[Data entries]
☆ ☆ ☆ ☆ ☆ ☆ ☆
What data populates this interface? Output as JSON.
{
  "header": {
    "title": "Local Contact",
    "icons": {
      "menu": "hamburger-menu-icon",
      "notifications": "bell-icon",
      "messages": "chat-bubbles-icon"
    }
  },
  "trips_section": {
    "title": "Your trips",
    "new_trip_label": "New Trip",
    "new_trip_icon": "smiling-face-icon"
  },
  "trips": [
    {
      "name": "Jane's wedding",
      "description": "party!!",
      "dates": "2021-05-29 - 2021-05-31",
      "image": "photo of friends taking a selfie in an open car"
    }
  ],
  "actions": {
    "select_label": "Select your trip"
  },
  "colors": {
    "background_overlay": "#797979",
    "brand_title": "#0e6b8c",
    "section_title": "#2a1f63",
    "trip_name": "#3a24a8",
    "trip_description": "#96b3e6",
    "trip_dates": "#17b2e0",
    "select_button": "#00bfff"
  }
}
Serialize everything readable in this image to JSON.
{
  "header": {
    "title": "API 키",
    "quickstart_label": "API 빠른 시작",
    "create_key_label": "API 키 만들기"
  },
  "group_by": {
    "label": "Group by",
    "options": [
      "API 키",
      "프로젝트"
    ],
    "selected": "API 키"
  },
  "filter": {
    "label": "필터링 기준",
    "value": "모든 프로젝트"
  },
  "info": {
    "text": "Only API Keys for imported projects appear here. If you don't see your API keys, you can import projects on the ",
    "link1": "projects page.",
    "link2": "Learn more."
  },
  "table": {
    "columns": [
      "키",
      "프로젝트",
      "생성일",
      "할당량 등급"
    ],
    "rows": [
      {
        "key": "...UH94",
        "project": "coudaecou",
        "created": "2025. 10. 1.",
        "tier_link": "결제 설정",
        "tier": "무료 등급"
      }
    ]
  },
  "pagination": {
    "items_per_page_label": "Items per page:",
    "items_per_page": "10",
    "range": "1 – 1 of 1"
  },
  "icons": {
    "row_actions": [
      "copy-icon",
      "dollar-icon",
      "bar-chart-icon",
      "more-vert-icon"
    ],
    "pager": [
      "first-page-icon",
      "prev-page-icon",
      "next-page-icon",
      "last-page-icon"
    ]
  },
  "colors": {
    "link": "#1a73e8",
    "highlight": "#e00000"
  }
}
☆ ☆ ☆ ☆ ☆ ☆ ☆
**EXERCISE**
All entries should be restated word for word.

**EXERCISE RESPONSE**
What data populates this interface? Output as JSON.
{
  "header": {
    "title": "Local Contact",
    "icons": {
      "menu": "hamburger-menu-icon",
      "notifications": "bell-icon",
      "messages": "chat-bubbles-icon"
    }
  },
  "trips_section": {
    "title": "Your trips",
    "new_trip_label": "New Trip",
    "new_trip_icon": "smiling-face-icon"
  },
  "trips": [
    {
      "name": "Jane's wedding",
      "description": "party!!",
      "dates": "2021-05-29 - 2021-05-31",
      "image": "photo of friends taking a selfie in an open car"
    }
  ],
  "actions": {
    "select_label": "Select your trip"
  },
  "colors": {
    "background_overlay": "#797979",
    "brand_title": "#0e6b8c",
    "section_title": "#2a1f63",
    "trip_name": "#3a24a8",
    "trip_description": "#96b3e6",
    "trip_dates": "#17b2e0",
    "select_button": "#00bfff"
  }
}
Serialize everything readable in this image to JSON.
{
  "header": {
    "title": "API 키",
    "quickstart_label": "API 빠른 시작",
    "create_key_label": "API 키 만들기"
  },
  "group_by": {
    "label": "Group by",
    "options": [
      "API 키",
      "프로젝트"
    ],
    "selected": "API 키"
  },
  "filter": {
    "label": "필터링 기준",
    "value": "모든 프로젝트"
  },
  "info": {
    "text": "Only API Keys for imported projects appear here. If you don't see your API keys, you can import projects on the ",
    "link1": "projects page.",
    "link2": "Learn more."
  },
  "table": {
    "columns": [
      "키",
      "프로젝트",
      "생성일",
      "할당량 등급"
    ],
    "rows": [
      {
        "key": "...UH94",
        "project": "coudaecou",
        "created": "2025. 10. 1.",
        "tier_link": "결제 설정",
        "tier": "무료 등급"
      }
    ]
  },
  "pagination": {
    "items_per_page_label": "Items per page:",
    "items_per_page": "10",
    "range": "1 – 1 of 1"
  },
  "icons": {
    "row_actions": [
      "copy-icon",
      "dollar-icon",
      "bar-chart-icon",
      "more-vert-icon"
    ],
    "pager": [
      "first-page-icon",
      "prev-page-icon",
      "next-page-icon",
      "last-page-icon"
    ]
  },
  "colors": {
    "link": "#1a73e8",
    "highlight": "#e00000"
  }
}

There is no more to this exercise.